BEGIN

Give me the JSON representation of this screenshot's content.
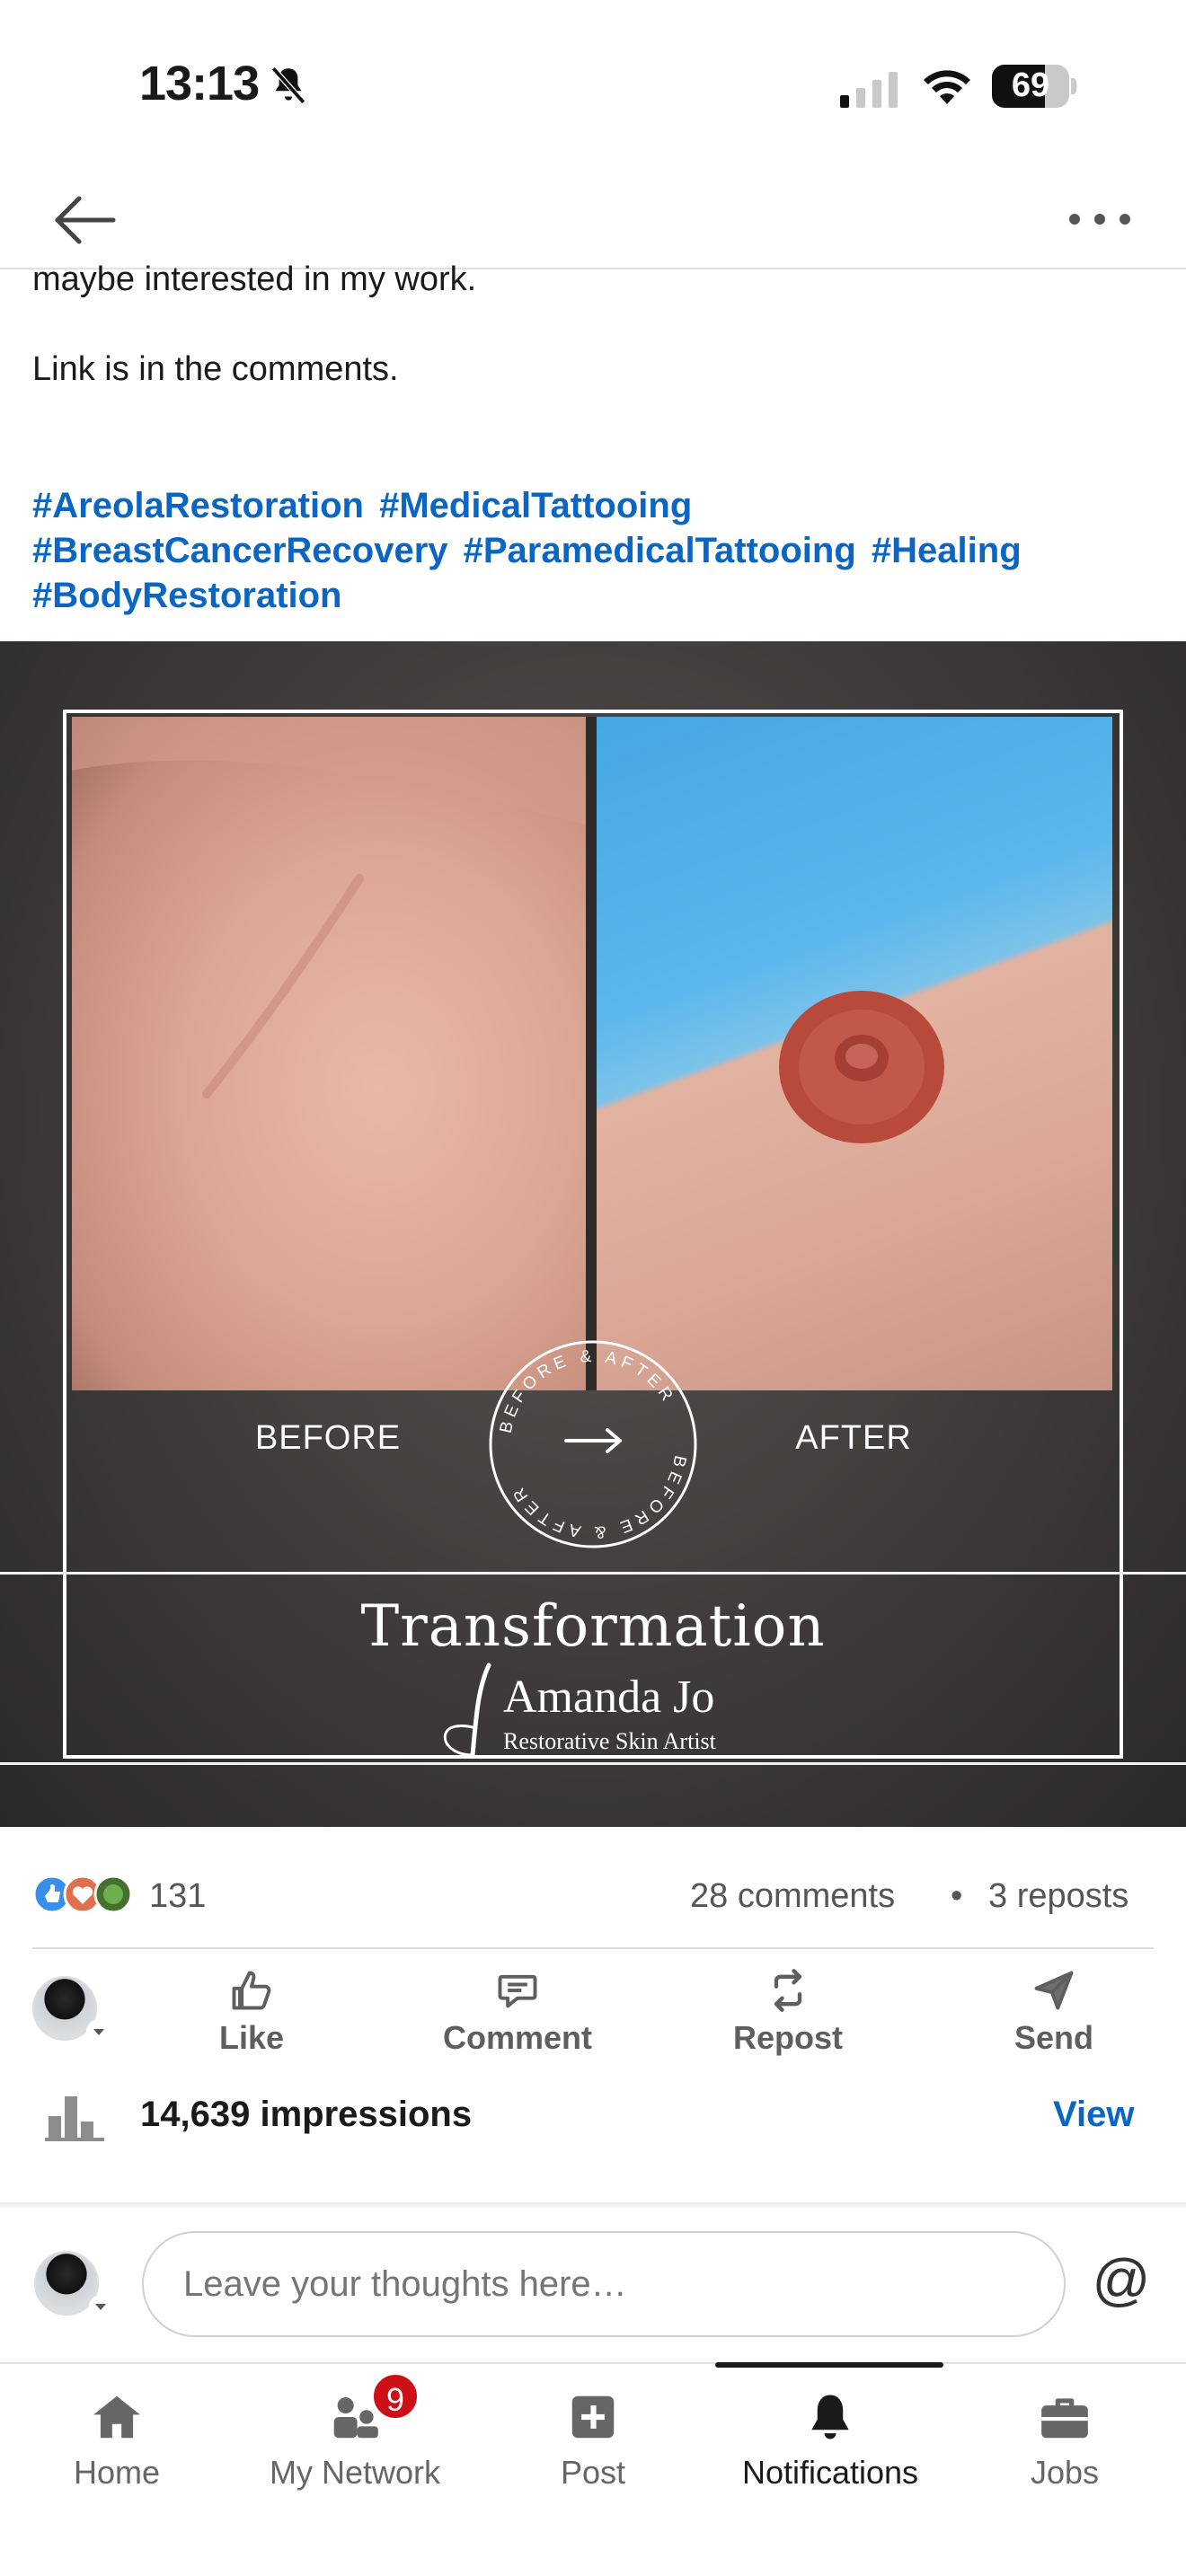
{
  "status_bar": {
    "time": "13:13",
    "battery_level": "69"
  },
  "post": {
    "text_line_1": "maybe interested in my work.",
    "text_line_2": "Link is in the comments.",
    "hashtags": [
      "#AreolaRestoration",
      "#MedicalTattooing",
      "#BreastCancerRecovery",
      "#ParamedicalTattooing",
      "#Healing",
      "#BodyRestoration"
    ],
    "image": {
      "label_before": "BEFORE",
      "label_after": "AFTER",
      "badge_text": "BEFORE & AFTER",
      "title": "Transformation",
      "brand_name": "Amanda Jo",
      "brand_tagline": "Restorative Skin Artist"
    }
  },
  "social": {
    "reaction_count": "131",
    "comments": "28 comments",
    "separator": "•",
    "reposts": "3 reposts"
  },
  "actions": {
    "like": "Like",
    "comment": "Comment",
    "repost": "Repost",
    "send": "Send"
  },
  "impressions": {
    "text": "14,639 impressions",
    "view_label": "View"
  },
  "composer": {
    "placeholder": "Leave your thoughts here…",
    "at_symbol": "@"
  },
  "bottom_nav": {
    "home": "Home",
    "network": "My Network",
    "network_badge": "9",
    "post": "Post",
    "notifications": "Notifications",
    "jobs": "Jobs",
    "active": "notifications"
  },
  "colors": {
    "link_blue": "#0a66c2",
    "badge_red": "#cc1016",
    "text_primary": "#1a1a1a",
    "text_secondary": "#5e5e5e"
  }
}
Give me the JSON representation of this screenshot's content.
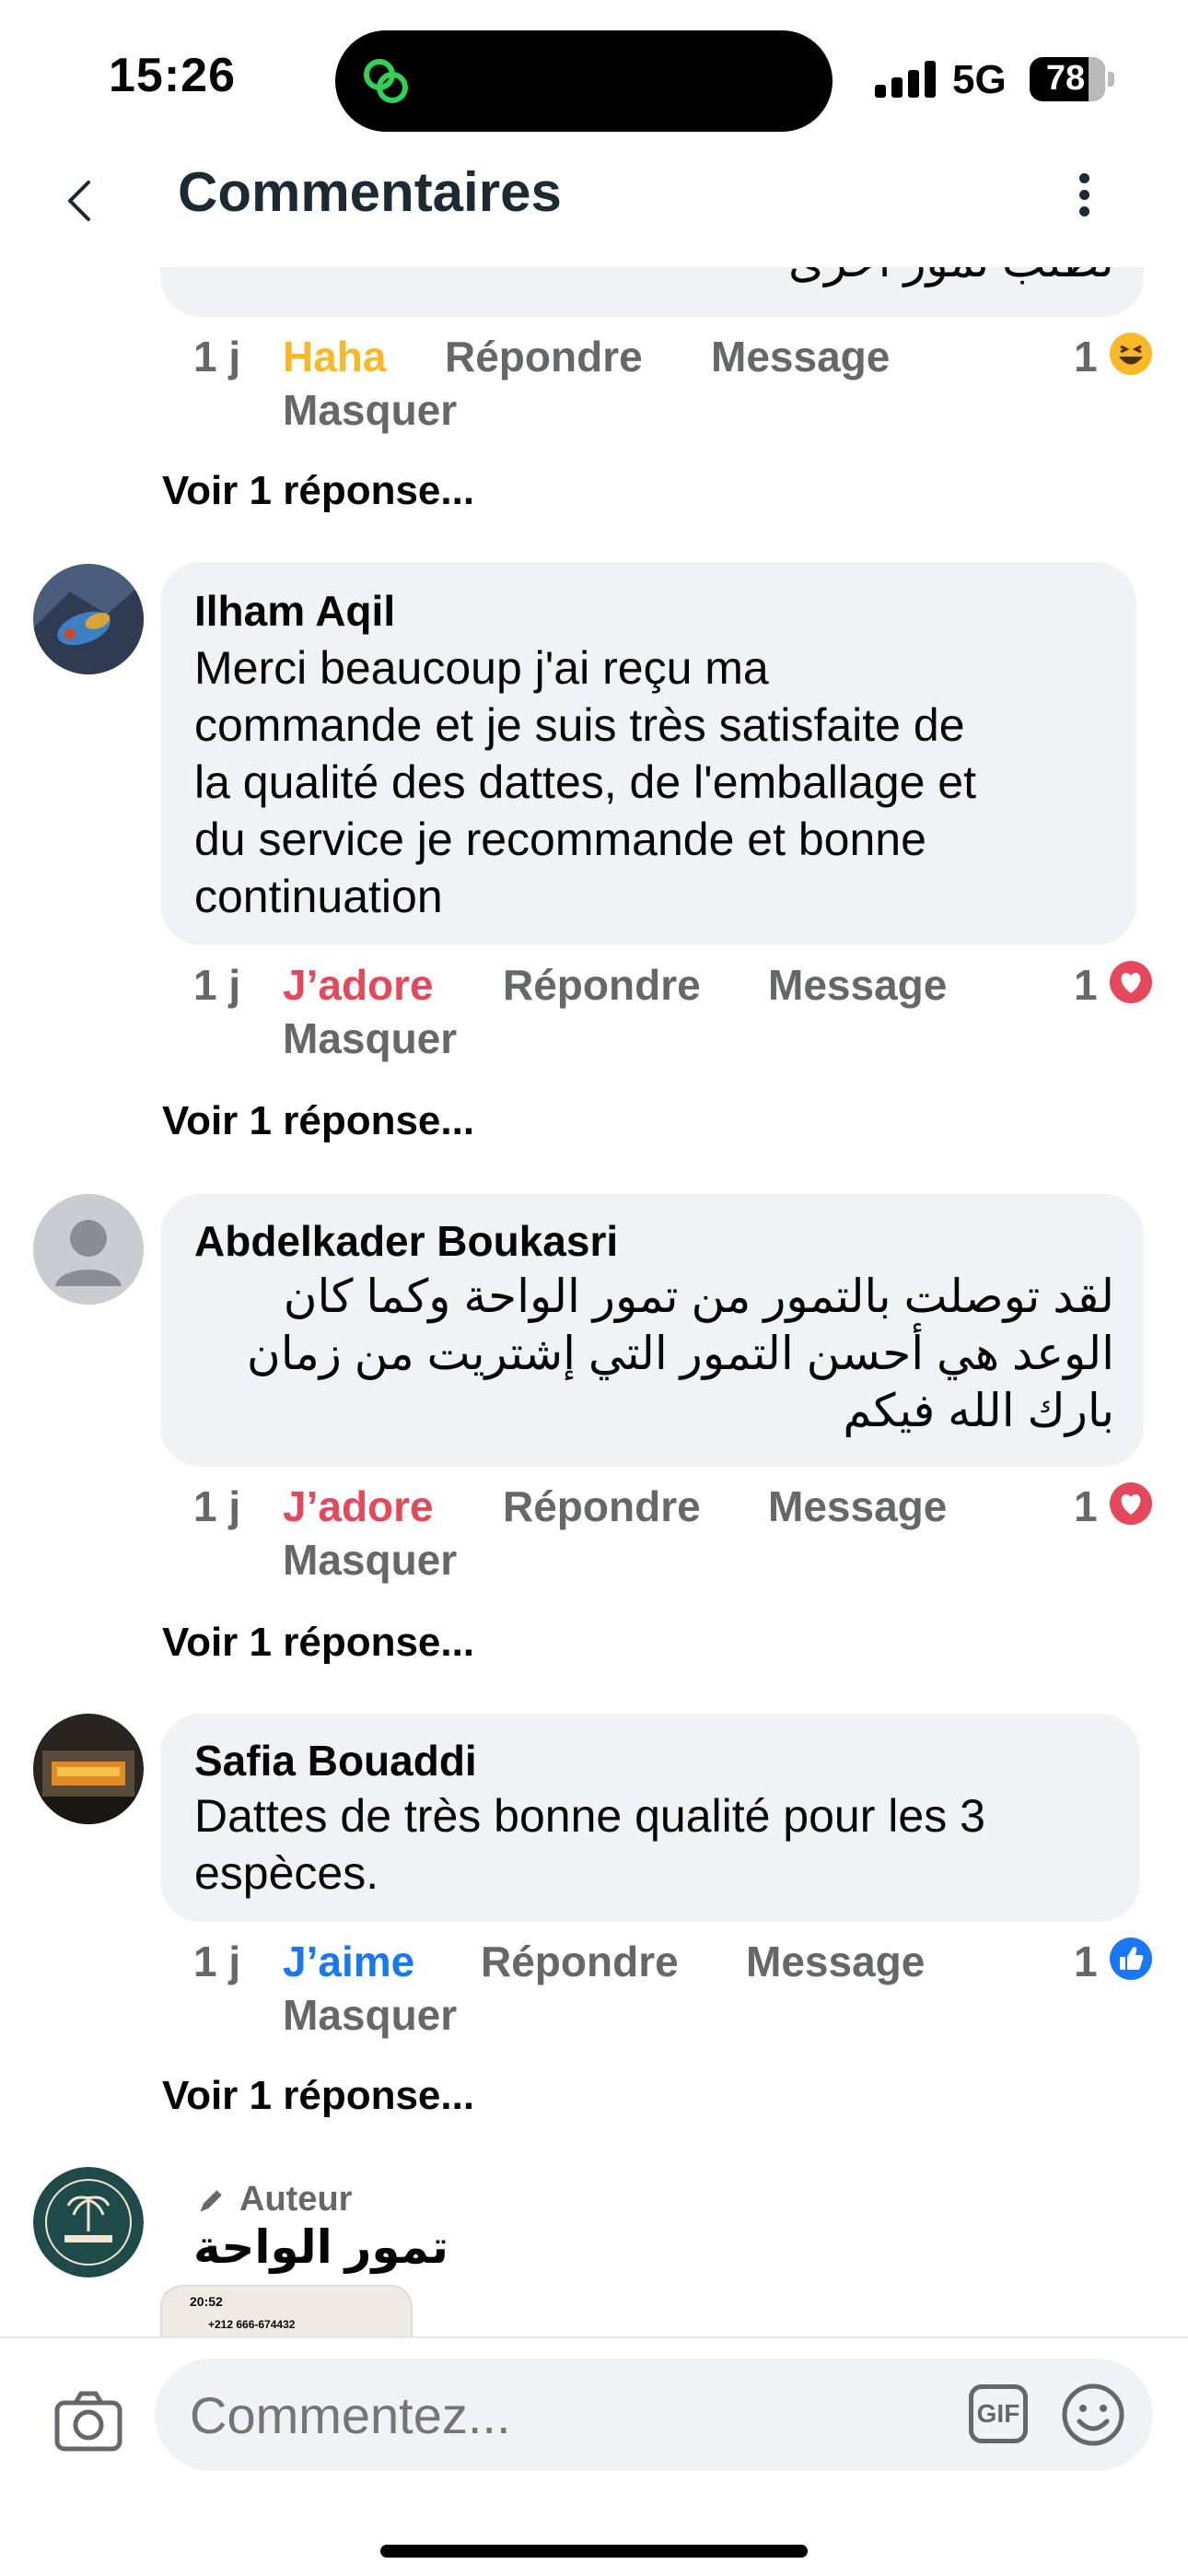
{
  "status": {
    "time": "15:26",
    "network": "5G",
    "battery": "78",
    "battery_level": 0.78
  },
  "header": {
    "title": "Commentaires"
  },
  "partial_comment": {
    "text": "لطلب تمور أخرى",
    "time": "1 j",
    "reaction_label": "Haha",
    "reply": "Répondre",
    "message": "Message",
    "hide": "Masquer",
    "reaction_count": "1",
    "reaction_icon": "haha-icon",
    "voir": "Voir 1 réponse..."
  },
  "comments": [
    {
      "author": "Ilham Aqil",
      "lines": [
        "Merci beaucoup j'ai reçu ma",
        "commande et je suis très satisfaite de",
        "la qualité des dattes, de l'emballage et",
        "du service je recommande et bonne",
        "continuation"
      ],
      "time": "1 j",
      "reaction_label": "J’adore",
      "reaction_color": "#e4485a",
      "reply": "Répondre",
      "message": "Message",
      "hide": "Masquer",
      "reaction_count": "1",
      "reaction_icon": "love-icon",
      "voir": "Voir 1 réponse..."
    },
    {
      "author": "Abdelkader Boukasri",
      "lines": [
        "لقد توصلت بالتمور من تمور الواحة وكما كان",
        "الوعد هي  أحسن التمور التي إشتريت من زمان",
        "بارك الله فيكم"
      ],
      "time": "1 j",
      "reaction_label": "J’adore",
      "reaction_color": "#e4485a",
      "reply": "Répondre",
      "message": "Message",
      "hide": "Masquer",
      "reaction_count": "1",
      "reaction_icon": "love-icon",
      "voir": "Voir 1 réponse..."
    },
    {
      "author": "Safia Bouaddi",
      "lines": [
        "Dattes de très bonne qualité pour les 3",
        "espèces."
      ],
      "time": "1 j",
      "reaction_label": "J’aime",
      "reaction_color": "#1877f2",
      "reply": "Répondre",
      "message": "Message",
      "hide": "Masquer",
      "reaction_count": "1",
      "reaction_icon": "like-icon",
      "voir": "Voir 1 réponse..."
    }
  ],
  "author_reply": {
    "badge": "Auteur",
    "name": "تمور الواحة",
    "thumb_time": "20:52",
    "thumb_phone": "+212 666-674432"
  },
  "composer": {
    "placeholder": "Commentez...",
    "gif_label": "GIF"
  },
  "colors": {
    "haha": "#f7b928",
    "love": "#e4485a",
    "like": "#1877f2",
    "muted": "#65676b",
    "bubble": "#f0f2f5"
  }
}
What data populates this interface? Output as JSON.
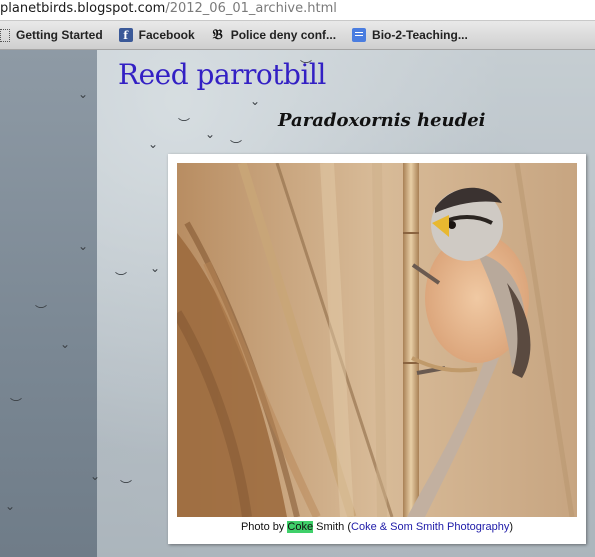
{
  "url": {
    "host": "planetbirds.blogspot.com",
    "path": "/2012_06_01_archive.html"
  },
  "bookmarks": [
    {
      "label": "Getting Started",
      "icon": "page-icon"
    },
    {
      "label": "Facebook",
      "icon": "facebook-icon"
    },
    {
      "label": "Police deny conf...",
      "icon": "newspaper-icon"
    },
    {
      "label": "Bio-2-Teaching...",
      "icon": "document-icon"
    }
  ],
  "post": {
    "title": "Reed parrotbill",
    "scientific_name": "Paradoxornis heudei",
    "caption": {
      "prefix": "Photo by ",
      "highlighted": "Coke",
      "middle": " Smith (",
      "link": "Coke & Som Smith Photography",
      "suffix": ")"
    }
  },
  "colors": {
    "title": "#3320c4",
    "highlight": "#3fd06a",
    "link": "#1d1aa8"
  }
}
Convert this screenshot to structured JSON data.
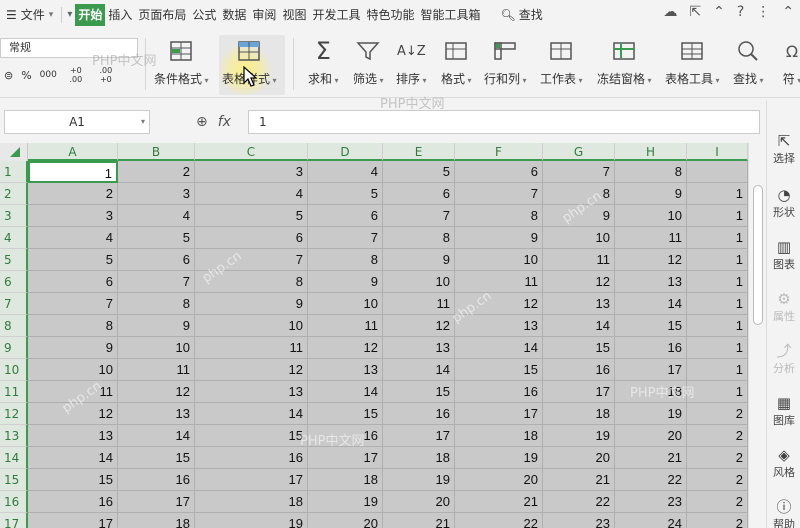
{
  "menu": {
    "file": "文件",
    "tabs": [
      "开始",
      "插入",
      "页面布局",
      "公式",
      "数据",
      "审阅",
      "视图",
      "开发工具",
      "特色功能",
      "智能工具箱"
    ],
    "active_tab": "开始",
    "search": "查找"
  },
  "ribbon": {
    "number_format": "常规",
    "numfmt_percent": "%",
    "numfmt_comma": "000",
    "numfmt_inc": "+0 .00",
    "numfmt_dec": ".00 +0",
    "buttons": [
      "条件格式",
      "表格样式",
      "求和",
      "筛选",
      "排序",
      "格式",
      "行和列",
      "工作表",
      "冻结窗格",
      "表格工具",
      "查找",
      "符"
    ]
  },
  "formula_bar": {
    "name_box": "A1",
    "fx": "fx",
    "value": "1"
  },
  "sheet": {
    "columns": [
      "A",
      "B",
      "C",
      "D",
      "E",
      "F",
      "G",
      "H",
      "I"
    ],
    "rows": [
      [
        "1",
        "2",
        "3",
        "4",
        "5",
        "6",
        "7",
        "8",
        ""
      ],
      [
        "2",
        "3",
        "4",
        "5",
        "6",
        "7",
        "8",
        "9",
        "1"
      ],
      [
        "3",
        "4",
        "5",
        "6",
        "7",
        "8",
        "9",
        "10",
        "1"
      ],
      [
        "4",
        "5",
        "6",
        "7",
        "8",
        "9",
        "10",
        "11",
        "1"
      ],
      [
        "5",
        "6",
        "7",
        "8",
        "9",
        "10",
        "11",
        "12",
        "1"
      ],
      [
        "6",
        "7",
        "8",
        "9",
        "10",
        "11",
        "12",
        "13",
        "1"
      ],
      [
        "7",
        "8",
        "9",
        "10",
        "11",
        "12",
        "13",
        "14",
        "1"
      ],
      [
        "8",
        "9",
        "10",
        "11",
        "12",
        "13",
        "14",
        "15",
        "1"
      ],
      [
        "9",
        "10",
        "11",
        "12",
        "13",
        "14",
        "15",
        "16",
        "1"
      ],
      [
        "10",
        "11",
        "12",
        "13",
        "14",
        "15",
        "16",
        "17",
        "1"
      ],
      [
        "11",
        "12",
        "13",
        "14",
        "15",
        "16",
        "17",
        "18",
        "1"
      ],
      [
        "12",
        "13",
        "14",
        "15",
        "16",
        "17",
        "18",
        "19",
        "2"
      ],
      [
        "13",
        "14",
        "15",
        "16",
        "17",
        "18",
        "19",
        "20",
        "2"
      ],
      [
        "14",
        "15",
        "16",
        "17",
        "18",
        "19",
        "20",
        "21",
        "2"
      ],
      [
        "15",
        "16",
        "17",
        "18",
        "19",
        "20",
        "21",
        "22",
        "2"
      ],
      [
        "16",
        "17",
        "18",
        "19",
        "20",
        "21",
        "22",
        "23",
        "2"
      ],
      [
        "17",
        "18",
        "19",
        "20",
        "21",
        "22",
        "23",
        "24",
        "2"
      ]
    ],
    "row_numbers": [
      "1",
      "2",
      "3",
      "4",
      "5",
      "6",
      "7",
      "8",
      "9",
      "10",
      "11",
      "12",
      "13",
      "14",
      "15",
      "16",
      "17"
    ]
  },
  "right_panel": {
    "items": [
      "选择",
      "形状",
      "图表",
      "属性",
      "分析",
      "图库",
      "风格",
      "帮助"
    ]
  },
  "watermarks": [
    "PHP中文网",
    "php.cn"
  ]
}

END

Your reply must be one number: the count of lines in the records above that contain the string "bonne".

2